GDPR and Privacy: "anonymize person" flow step

GDPR and Privacy: "anonymize person" flow step

As part of the GDPR, we need to get consent from people in order to be able to keep their data. If someone registers to download a white paper but does not opt-in, we are supposed to delete any reference to the person. This means deleting it or anonymize it.

One very big issue with this is that when we delete the person, it is automatically deleted from all reporting.

The work around this is to anonymize the person, since it is accepted that we keep anonymous information in our systems. We can easily replace the first name, last name or email address in the database with "John Doe" or "Anonymous Person". But there are some information that cannot be manipulated from a smart campaign:

  • Cookie IDs attached to the person
  • Inferred and system data such as the IP address
  • Data value changes in the activity logs
  • Fills out form in the activity logs

Furthermore, relying on users to run data value changes is error prone.

It would be very helpful if a new "anonymize Person" flow step was created.

In the field management, we would be able to define which fields should be anonymized, and what would be the anonymous value for each of them (for instance, we would define that the anonymous value for first name would be "Anonymous" and for last name it would be "Person", and NULL for the email address).

Then, when running the "Anonymize person" flow step, Marketo would automatically replace all the fields set in the admin with their anonymous value, cleanse the system fields that could be considered as personal Ids and also cleanse all the DVC activities (either deleting them or replacing all values with their anonymous counterpart).



A system-maintained checkbox field should also be added so that we can easily filter all anonymized persons.

These persons would also be added to the non marketable stats of the database, and would automatically be excluded from email sends, as blacklisted ones are.

Level 6 - Champion Alumni

Great idea!!

Not applicable

Seems to me that this suggestion is not merely QoL, but essentially a requirement for continued use of this platform. To Grégoire's point regarding content downloads and users who don't opt-in - many of us will be deleting quite a few records regularly since double opt-in will become the norm while opt-out goes the way of the buffalo. This could greatly skew reporting, and thus our ability as marketers to back up our value with concrete data.

It reminds me of (not set) in Google Analytics and the scramble that took place as we implemented workarounds so that we could continue to leverage GA data in support of our marketing programs.

Please don't force us to eliminate the data that helps us to demonstrate our value!

time to summon users to the community and have them vote for it

Christina Fuentealba​,

If you are still in charge of reviewing the ideas from the community, this one is probably worth a look and might even be a game changer.


Level 10 - Champion Alumni

Here's some more detail around anonymization/pseudonymization - which is the basis for Greg's idea (and a piece of core functionality that's needed in Marketo to help us marketers continue to report accurately and prove our value to the business):
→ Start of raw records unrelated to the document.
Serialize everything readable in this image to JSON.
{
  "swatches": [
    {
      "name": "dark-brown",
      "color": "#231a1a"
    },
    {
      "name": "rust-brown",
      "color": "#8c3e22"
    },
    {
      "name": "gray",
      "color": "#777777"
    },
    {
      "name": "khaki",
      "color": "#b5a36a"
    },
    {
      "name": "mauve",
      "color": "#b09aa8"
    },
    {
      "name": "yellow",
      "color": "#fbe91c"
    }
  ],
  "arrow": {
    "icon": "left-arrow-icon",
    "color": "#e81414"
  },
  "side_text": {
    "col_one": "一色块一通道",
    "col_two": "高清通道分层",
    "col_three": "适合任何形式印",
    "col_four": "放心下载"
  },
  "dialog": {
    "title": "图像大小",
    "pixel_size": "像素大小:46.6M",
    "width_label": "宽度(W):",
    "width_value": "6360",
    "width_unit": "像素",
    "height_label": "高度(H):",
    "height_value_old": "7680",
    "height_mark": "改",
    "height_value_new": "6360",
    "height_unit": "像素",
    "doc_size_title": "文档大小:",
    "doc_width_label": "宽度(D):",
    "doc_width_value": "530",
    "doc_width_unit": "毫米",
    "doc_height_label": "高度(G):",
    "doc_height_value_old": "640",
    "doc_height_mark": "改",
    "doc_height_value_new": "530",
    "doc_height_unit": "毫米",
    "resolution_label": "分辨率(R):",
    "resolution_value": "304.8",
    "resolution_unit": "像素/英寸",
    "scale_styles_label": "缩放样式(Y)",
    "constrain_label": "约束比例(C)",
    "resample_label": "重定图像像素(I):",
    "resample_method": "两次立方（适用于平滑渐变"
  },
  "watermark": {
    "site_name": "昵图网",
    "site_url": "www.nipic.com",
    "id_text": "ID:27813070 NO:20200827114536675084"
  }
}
Looking to comply with GDPR? Here's a primer on anonymization and pseudonymization

Data masking: Anonymisation or pseudonymisation? - GDPR.Report

The new data retention policy will solve partitally the issue with regards to DVC, since these will be erased after 90 days....


Level 10 - Champion Alumni

I think we may be underestimating the impact GDPR will have on our marketing database:

In a February 2018 survey of 1,050 UK internet users conducted by The7stars, nearly 60% of respondents said GDPR is making them question how much data companies have on them. And about a third of those polled plan to exercise their right to be forgotten after GDPR goes live.

Level 6 - Champion Alumni

Wow, that's the highest report I've seen. Interesting.

Hi Dan,

The point is not about how many will expressly exerce the right to be forgotten, but how many will not even take the time to answer the campaigns everyone is launching to convert non-opt-out's into opt-in's. By default, if you interpret the GDPR strictly, any records that is still non-opt-out on May 25th will be non-opt-in and therefore will have to be switched to opt-out... And so far, the response rates to the "are you interested in out content" campaigns is below 10%...